Weak El Nino in the tropical Pacific Ocean
What goes on in the tropical Pacific Ocean does indeed have an effect on the tropical Atlantic Ocean. El Nino, which refers to warmer-than-normal waters in the equatorial Pacific Ocean, affects global weather patterns and it tends to produce faster-than-usual high-altitude winds over the tropical Atlantic Ocean. This increase in the upper atmospheric winds over the tropical Atlantic Ocean is usually an inhibiting factor for tropical storm formation in the Atlantic Basin as it tends to “rip apart” developing storms. Currently, there are signs for a weak El Nino in the tropical Pacific Ocean over the summer months and this should somewhat inhibit storm formation in the tropical Atlantic Ocean. Numerous computer forecast models support the idea that El Nino conditions should prevail this summer in the tropical Pacific Ocean and some actually forecast moderate-to-strong strength (e.g., JAMSTEC). I do not believe, however, that there will be a moderate-to-strong El Nino this summer and certainly nothing like the strong El Nino of a couple of years ago.
Mixed signals in sea surface temperatures ACROSS Atlantic Basin
The main breeding grounds for Atlantic Ocean tropical systems are in the region between the west coast of Africa to the Caribbean Sea and the Gulf of Mexico and there are mixed signals in terms of sea surface temperatures all along this route. Above normal sea surface temperatures in this region generally help to intensify tropical waves that come off of the west coast of Africa and move westward in the trade winds. In recent weeks, there has been a persistent pocket of colder-than-normal sea surface temperatures in the central Atlantic and this would typically inhibit the formation of tropical storms in that part of the tropical Atlantic Ocean. On the other hand, there are warmer-than-normal pockets of water just off the U.S. east coast and just off the west coast of Africa and these anomalous regions should aid in the development of tropical systems.
As far as the Mid-Atlantic region is concerned for this summer, I believe there is little chance for an excessively hot summer with any kind of serious drought. One important factor that should greatly inhibit the chances for an excessively hot summer with serious drought conditions is the fact that soil moisture is quite high around here thanks to recent soaking rainfall events and there is no reason for that to change dramatically in upcoming days.

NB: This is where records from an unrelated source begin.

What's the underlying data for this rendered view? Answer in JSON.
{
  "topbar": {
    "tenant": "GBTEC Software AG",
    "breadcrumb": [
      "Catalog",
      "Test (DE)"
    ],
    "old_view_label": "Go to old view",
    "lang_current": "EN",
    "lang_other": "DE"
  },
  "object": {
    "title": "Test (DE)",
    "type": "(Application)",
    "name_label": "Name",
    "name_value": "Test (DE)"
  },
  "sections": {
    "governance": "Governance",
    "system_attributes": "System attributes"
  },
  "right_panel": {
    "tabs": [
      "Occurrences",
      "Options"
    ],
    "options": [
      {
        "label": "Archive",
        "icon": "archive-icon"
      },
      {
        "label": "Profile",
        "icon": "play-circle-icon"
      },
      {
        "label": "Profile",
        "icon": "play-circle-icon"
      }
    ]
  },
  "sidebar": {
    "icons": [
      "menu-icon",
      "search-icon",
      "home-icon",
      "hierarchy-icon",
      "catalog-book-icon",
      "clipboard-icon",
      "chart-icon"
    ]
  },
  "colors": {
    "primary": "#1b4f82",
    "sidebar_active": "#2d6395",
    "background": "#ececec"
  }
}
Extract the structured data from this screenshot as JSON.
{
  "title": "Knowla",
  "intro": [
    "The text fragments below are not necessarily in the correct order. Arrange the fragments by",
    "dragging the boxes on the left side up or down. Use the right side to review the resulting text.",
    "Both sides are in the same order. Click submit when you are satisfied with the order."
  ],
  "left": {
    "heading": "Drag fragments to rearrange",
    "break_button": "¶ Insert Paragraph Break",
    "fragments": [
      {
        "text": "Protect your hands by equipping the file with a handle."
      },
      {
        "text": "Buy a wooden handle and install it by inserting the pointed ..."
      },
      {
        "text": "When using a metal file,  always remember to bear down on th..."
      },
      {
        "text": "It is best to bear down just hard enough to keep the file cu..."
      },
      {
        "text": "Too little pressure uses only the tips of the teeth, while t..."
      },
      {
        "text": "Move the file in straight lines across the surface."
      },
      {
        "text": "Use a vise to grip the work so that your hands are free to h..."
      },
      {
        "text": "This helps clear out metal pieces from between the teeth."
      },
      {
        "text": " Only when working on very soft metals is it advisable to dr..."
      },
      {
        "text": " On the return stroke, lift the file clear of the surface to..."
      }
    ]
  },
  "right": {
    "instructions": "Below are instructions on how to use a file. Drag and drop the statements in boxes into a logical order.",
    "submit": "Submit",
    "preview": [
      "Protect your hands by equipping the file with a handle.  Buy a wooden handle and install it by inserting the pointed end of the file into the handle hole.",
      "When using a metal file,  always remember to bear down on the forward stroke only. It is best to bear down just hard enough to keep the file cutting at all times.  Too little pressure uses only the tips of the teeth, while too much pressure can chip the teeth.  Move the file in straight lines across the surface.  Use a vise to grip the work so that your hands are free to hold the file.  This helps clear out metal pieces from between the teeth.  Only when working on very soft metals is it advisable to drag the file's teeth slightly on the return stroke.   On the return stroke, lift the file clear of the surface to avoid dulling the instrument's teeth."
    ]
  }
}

Normal-to-high soil moisture content this time of year tends to reduce the chances for extensive summertime drought and excessive heat as some of the sun’s energy is used up in evaporation rather than in the heating of the ground (which it turn heats the lower atmosphere).
In terms of temperatures, analog comparisons clearly suggest it could actually turn out to be cooler-than-normal; however, given the very warm waters just off the east coast, I believe the “analog suggestion” of cooler-than-normal will be offset somewhat resulting in an overall summer featuring normal-to-slightly below normal temperatures in the Mid-Atlantic. The analog years used here feature weak La Nina conditions early in the year that transition to weak El Nino conditions during the late spring and summer seasons. In terms of rainfall for the Mid-Atlantic, analog comparisons suggest near normal-to-slightly above normal rainfall amounts and sea surface temperature pattern in the western Atlantic (i.e., warmer-than-normal) supports that idea.
Meteorologist Paul Dorian